Mowing steep hills

Discussion in 'Lawn Mowing' started by Mark, Mar 17, 2000.

  1. Mark

    Mark LawnSite Senior Member
    Posts: 723

    I just went and bid a job that pays well,but have never mowed anything so steep, 40 degree angles.Im plan to use a walk-behind 52 It is around 2 acers. Could use some advice on this job.I think if i stay sideways i won't tip over. I told the man ill try it and see what happens.<p>----------<br>Mark's Mowing Service<br>
     
  2. Lazer

    Lazer LawnSite Bronze Member
    Posts: 1,446

    Mark, our WB mowers will hold hills that we have difficulty walking across. So, I think your #1 concern would be your own footing, not the mowers. I would look into getting some of those tree-climbers spikes for your shoes.<p>As far as the actual mowing patterns, I hope you aren't expected to make stripes or cross-cut. You mow across the hill and the following week move over 12-20&quot; so your wheels are always on a different track.<p>Good luck when it's wet!
     
  3. geogunn

    geogunn LawnSite Gold Member
    from TN
    Posts: 3,010

    lazer knows what he's talking about. no way you are gonna tip a 52&quot; walk behind over. unless maybe it's sliding sideways and the down hill tire sticks in a rut on the way down.<p>why don't you give this one a courtesy cut (I hate working for free so I'd suggest some other arangement) and see how it goes?<p>it seemed for a while that all of my cuts were &quot;steep as a horses face&quot;. good luck.<p>GEO
     
  4. Evan528

    Evan528 LawnSite Silver Member
    Posts: 2,144

    i have several lawns that have have about 45degree angle hills. because i am so spoiled with big machinery i insist on leaving the lawnboy in the truck when at all possible. i ussually cut those hills with my 36inch gravely wich is not the best on hills. in the summer when the grass starts to dry out aand ruts start to form i ussually weedwacking the hills for the rest of the year. (faster than lawnboying it) though i am not a scag lover i have used them and they seem to do better on hills than any other walkbehind i have usewd.
     
  5. Charles

    Charles Moderator Staff Member
    Posts: 7,949

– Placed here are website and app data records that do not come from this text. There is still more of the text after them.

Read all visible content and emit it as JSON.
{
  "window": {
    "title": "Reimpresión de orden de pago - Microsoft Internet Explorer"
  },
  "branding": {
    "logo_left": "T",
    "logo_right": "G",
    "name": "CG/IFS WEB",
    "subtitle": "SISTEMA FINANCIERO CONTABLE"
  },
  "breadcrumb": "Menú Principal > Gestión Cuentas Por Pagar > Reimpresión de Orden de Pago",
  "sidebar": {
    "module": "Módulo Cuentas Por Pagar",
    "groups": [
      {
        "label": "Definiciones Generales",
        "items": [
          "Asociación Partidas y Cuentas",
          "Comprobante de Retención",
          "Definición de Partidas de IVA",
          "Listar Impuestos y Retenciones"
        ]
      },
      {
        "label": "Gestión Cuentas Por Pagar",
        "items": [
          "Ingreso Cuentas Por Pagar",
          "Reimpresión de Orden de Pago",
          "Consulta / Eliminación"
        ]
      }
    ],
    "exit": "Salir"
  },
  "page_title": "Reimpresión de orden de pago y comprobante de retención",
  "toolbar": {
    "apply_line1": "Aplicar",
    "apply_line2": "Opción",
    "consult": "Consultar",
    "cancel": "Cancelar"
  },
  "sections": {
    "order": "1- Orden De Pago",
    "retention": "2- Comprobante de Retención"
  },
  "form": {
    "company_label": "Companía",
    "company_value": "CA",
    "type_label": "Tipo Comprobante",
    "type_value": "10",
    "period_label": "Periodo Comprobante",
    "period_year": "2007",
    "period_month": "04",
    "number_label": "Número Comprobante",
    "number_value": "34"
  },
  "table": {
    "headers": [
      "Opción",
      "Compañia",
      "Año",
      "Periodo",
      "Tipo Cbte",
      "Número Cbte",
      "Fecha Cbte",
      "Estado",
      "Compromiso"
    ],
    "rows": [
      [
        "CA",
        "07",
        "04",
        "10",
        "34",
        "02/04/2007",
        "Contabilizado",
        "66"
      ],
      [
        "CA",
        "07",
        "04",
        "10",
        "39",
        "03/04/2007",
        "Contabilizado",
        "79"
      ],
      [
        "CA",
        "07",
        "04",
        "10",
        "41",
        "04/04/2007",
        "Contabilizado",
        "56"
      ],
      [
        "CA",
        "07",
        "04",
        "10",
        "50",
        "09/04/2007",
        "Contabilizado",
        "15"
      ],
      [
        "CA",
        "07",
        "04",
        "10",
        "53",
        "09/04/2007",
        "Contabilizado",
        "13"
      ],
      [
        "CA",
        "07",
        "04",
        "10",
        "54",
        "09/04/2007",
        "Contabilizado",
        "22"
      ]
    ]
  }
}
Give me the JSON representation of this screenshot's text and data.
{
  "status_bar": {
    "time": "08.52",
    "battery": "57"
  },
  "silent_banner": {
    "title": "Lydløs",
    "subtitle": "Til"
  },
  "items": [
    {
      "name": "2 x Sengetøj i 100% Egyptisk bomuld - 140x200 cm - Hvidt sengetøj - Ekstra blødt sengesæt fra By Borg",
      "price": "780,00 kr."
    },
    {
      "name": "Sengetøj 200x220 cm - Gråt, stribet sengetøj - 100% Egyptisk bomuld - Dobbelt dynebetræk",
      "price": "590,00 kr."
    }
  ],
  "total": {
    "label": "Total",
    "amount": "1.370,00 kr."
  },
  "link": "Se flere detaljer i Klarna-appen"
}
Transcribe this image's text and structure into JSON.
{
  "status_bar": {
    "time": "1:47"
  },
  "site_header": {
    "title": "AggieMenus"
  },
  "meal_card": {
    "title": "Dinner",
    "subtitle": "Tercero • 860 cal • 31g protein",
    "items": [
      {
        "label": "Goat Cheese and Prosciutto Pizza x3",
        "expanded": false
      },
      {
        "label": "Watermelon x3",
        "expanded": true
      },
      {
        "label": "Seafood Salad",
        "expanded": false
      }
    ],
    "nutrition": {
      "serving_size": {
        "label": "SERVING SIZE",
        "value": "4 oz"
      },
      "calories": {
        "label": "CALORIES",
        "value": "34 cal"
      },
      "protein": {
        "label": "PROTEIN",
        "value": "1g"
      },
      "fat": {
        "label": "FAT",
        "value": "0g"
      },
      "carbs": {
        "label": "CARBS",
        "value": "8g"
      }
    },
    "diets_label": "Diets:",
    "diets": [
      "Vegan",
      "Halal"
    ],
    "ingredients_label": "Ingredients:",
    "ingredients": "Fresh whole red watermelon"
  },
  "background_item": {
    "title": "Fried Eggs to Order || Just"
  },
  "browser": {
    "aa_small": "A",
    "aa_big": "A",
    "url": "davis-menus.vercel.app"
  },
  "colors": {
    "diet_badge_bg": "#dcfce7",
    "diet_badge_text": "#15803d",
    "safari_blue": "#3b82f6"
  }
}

    I cut this type inclines with my big kubota belly mower. Took me awhile and many hebejebes to get use to. I just go side to side
     
  6. southside

    southside LawnSite Senior Member
    Posts: 790

    The big walk behinds look pretty stable.<br>I think your biggest worry will be falling<br>arse over head down the hill. I call those<br>sites &quot;Elvis jobs&quot; because if you screw up<br>you'll end up playing cards with Elvis. :)<br>Good luck.
     
  7. Lazer

    Lazer LawnSite Bronze Member
    Posts: 1,446

    I don't mean to nit-pick, but 40 degree slope is extremely steep, 45- that's pushing it.<p>For reference: A sand dune has a maximum steepness of 34 degrees, at which point the sand &quot;flows&quot; down.<br>
     
  8. osc

    osc LawnSite Senior Member
    Posts: 502

    Do not try to mow this slope with a belt driven machine. Hydro is the only way to go on steep slopes. When making turns always keep your weight below the machine. We use 61&quot; wb's on some very steep slopes. Check out the bottom of the slope and get an idea of how you are going to control a slide in the event you lose control. If there is water or a road or some dangerous obstacle to crash into then you may want to turn the job down. If the bottom of the slope levels out into more lawn then the only thing you will probably tear up is the turf on the slope. Finally, is the slope smooth or is it rough with a lot of crevices and knobs? Smoother is much better. Expect to lose control of your machine every once in a while.<p>P.S. The oil pick-up inside your engine has no baffle to catch oil when it is slung against the side of the engine, so you may burn up your motor.
     
  9. gene gls

    gene gls LawnSite Gold Member
    Posts: 3,213

    Do you guys measure the slope to determin the pitch or just eye ball it?
     
  10. Hardy Enterprises

    Hardy Enterprises LawnSite Member
    Posts: 116

    Sounds like there eyeballing to me. My house has an 8/12 roof pitch which calculates out to be 33 degrees. It is about all you can do stand up with out slipping and shingles have more friction than grass.<p>Jay
     

Share This Page